*** Exercise data ***
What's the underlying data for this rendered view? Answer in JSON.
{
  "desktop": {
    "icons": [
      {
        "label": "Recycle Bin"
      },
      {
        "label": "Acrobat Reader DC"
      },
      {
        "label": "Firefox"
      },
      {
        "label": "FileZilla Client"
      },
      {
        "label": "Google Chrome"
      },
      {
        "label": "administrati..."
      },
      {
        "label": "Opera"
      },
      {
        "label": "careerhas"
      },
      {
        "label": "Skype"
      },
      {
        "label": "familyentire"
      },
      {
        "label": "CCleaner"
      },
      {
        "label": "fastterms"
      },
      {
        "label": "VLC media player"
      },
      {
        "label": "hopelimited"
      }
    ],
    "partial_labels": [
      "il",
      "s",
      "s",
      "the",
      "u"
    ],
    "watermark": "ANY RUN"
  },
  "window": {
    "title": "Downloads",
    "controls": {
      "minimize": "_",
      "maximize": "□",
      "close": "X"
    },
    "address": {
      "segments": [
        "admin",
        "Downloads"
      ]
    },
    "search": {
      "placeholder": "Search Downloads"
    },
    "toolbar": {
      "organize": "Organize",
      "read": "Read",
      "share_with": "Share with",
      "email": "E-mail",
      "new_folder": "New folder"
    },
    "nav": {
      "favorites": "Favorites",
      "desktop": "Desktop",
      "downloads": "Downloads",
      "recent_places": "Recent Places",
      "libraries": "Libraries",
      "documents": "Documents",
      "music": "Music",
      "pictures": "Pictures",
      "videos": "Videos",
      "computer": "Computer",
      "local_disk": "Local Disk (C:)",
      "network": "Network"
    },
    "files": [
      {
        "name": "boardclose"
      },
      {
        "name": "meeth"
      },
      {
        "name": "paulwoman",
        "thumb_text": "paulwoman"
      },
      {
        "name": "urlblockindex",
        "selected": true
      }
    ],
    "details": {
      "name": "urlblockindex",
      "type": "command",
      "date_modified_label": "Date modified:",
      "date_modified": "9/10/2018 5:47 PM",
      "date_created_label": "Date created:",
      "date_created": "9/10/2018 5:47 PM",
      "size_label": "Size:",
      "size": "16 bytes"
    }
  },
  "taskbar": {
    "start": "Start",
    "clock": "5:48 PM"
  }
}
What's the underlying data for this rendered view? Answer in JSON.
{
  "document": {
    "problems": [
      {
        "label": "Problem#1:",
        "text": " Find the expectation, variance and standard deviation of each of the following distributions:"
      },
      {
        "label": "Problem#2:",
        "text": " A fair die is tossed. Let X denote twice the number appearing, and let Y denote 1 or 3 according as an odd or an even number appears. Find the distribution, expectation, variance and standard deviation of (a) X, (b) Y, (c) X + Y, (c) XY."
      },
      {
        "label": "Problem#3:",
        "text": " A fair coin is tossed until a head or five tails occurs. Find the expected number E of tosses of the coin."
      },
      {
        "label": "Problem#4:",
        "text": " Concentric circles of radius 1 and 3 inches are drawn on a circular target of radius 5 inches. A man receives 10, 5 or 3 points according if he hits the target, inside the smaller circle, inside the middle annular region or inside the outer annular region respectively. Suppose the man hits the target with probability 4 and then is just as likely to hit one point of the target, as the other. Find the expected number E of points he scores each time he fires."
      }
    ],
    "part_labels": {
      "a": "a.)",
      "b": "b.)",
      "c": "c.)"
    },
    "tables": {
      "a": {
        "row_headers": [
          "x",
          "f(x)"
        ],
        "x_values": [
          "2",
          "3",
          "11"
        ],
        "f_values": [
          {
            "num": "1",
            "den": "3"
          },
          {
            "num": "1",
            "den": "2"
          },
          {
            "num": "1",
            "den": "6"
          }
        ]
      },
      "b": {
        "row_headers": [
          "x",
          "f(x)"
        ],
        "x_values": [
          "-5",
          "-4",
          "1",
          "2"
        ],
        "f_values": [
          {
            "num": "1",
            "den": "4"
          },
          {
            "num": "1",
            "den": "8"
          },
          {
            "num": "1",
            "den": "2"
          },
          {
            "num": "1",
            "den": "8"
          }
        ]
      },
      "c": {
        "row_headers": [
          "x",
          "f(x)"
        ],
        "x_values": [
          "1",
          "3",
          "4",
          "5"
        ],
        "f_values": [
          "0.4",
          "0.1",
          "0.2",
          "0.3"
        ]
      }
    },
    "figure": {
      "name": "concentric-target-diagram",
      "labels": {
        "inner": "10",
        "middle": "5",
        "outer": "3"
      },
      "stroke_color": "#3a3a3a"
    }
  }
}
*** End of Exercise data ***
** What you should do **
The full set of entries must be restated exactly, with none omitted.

** Output of the exercise **
What's the underlying data for this rendered view? Answer in JSON.
{
  "desktop": {
    "icons": [
      {
        "label": "Recycle Bin"
      },
      {
        "label": "Acrobat Reader DC"
      },
      {
        "label": "Firefox"
      },
      {
        "label": "FileZilla Client"
      },
      {
        "label": "Google Chrome"
      },
      {
        "label": "administrati..."
      },
      {
        "label": "Opera"
      },
      {
        "label": "careerhas"
      },
      {
        "label": "Skype"
      },
      {
        "label": "familyentire"
      },
      {
        "label": "CCleaner"
      },
      {
        "label": "fastterms"
      },
      {
        "label": "VLC media player"
      },
      {
        "label": "hopelimited"
      }
    ],
    "partial_labels": [
      "il",
      "s",
      "s",
      "the",
      "u"
    ],
    "watermark": "ANY RUN"
  },
  "window": {
    "title": "Downloads",
    "controls": {
      "minimize": "_",
      "maximize": "□",
      "close": "X"
    },
    "address": {
      "segments": [
        "admin",
        "Downloads"
      ]
    },
    "search": {
      "placeholder": "Search Downloads"
    },
    "toolbar": {
      "organize": "Organize",
      "read": "Read",
      "share_with": "Share with",
      "email": "E-mail",
      "new_folder": "New folder"
    },
    "nav": {
      "favorites": "Favorites",
      "desktop": "Desktop",
      "downloads": "Downloads",
      "recent_places": "Recent Places",
      "libraries": "Libraries",
      "documents": "Documents",
      "music": "Music",
      "pictures": "Pictures",
      "videos": "Videos",
      "computer": "Computer",
      "local_disk": "Local Disk (C:)",
      "network": "Network"
    },
    "files": [
      {
        "name": "boardclose"
      },
      {
        "name": "meeth"
      },
      {
        "name": "paulwoman",
        "thumb_text": "paulwoman"
      },
      {
        "name": "urlblockindex",
        "selected": true
      }
    ],
    "details": {
      "name": "urlblockindex",
      "type": "command",
      "date_modified_label": "Date modified:",
      "date_modified": "9/10/2018 5:47 PM",
      "date_created_label": "Date created:",
      "date_created": "9/10/2018 5:47 PM",
      "size_label": "Size:",
      "size": "16 bytes"
    }
  },
  "taskbar": {
    "start": "Start",
    "clock": "5:48 PM"
  }
}
What's the underlying data for this rendered view? Answer in JSON.
{
  "document": {
    "problems": [
      {
        "label": "Problem#1:",
        "text": " Find the expectation, variance and standard deviation of each of the following distributions:"
      },
      {
        "label": "Problem#2:",
        "text": " A fair die is tossed. Let X denote twice the number appearing, and let Y denote 1 or 3 according as an odd or an even number appears. Find the distribution, expectation, variance and standard deviation of (a) X, (b) Y, (c) X + Y, (c) XY."
      },
      {
        "label": "Problem#3:",
        "text": " A fair coin is tossed until a head or five tails occurs. Find the expected number E of tosses of the coin."
      },
      {
        "label": "Problem#4:",
        "text": " Concentric circles of radius 1 and 3 inches are drawn on a circular target of radius 5 inches. A man receives 10, 5 or 3 points according if he hits the target, inside the smaller circle, inside the middle annular region or inside the outer annular region respectively. Suppose the man hits the target with probability 4 and then is just as likely to hit one point of the target, as the other. Find the expected number E of points he scores each time he fires."
      }
    ],
    "part_labels": {
      "a": "a.)",
      "b": "b.)",
      "c": "c.)"
    },
    "tables": {
      "a": {
        "row_headers": [
          "x",
          "f(x)"
        ],
        "x_values": [
          "2",
          "3",
          "11"
        ],
        "f_values": [
          {
            "num": "1",
            "den": "3"
          },
          {
            "num": "1",
            "den": "2"
          },
          {
            "num": "1",
            "den": "6"
          }
        ]
      },
      "b": {
        "row_headers": [
          "x",
          "f(x)"
        ],
        "x_values": [
          "-5",
          "-4",
          "1",
          "2"
        ],
        "f_values": [
          {
            "num": "1",
            "den": "4"
          },
          {
            "num": "1",
            "den": "8"
          },
          {
            "num": "1",
            "den": "2"
          },
          {
            "num": "1",
            "den": "8"
          }
        ]
      },
      "c": {
        "row_headers": [
          "x",
          "f(x)"
        ],
        "x_values": [
          "1",
          "3",
          "4",
          "5"
        ],
        "f_values": [
          "0.4",
          "0.1",
          "0.2",
          "0.3"
        ]
      }
    },
    "figure": {
      "name": "concentric-target-diagram",
      "labels": {
        "inner": "10",
        "middle": "5",
        "outer": "3"
      },
      "stroke_color": "#3a3a3a"
    }
  }
}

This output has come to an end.